| the great Indian snakes-and-ladders,
| being played out between the two vocations
It is not easy to get on to the Unesco World Heritage list. An
international committee decides, in accordance with exacting standards
prescribed for each site, and a country can only nominate a single site
every year. If alterations are made to the site, a red alert is sounded,
like an Interpol alert, and the site is dropped.
This nearly happened to the archaeological ruins at Vijayanagar at
Hampi, when the local government built two bridges across the river
Tungabhadra. But local sentiments and international opinion prevailed.
The bridges remain incomplete and Hampi is off the red alert. It is an
indicator of what is happening in Delhi, where conservation is in a mess.
Only two sites in the Capital are on the World Heritage list, the
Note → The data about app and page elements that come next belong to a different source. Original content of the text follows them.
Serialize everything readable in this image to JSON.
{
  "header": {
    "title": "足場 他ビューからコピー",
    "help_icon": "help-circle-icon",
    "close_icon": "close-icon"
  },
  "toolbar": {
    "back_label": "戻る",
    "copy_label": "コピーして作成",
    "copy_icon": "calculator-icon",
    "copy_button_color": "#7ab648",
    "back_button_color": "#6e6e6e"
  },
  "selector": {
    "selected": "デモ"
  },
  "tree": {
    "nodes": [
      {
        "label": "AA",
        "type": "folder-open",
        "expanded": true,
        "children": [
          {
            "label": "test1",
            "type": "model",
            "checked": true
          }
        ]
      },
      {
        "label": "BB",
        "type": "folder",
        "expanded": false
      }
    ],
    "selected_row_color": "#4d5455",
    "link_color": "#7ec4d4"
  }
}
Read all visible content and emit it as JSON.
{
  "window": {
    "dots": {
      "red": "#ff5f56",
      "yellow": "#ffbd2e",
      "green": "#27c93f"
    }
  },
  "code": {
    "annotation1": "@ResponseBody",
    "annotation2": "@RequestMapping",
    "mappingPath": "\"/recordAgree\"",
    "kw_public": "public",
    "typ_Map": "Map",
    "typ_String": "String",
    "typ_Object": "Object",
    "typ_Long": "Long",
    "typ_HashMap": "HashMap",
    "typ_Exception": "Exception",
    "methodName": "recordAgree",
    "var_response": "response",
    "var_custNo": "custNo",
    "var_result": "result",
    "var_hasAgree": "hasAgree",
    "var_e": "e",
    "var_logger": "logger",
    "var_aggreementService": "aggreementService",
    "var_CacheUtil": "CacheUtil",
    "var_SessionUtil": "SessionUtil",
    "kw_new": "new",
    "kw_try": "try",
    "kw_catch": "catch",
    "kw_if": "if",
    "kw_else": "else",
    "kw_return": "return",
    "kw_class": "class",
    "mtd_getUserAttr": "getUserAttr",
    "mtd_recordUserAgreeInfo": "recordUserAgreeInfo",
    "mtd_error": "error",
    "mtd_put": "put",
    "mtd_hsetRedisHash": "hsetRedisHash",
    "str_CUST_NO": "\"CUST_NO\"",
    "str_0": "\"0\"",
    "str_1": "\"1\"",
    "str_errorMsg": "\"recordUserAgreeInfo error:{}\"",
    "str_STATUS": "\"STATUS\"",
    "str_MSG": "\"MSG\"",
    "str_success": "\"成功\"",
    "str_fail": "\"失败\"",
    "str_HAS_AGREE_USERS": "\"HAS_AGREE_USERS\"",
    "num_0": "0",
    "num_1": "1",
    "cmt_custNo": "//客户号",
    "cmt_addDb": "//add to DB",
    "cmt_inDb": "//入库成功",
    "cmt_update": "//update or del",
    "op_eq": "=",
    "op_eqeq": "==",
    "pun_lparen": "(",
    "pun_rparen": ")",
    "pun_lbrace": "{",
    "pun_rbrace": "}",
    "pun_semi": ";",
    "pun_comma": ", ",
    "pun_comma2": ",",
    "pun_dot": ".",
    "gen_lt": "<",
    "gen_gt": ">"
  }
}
Qutab-Mehrauli and Humayun’s Tomb areas. The Red Fort-Jama
Masjid-Chandni Chowk trio has been battling for the badge but it can’t
make it because Unesco standards insist that the Red Fort must have a
clear buffer zone. Too many nasties are involved in this cramped
inner-city area: the army, for one, which was chucked out of the Red
Fort after a court battle. But low-minded MPs, MLAs and Wakf Board
members fighting for Hindu-Muslim vote banks continue to squabble in the
spaces around the Fort.
Far worse is the battle for Humayun’s Tomb, where the city government
has proposed a Rs 800-crore, 2.4-km Jumna bridge with multiple under-
and over-passes to Jawaharlal Nehru Stadium, which will effectively
destroy the precincts of historical Purana Qila, Nizamuddin, Delhi Zoo,
Sundar Nursery, Lodi Gardens and Safdarjung Tomb. At the 16-member Delhi
Urban Arts Commission meeting on May 22, chaired by Charles Correa, and
the minutes of which were emailed to me, there were loud protests from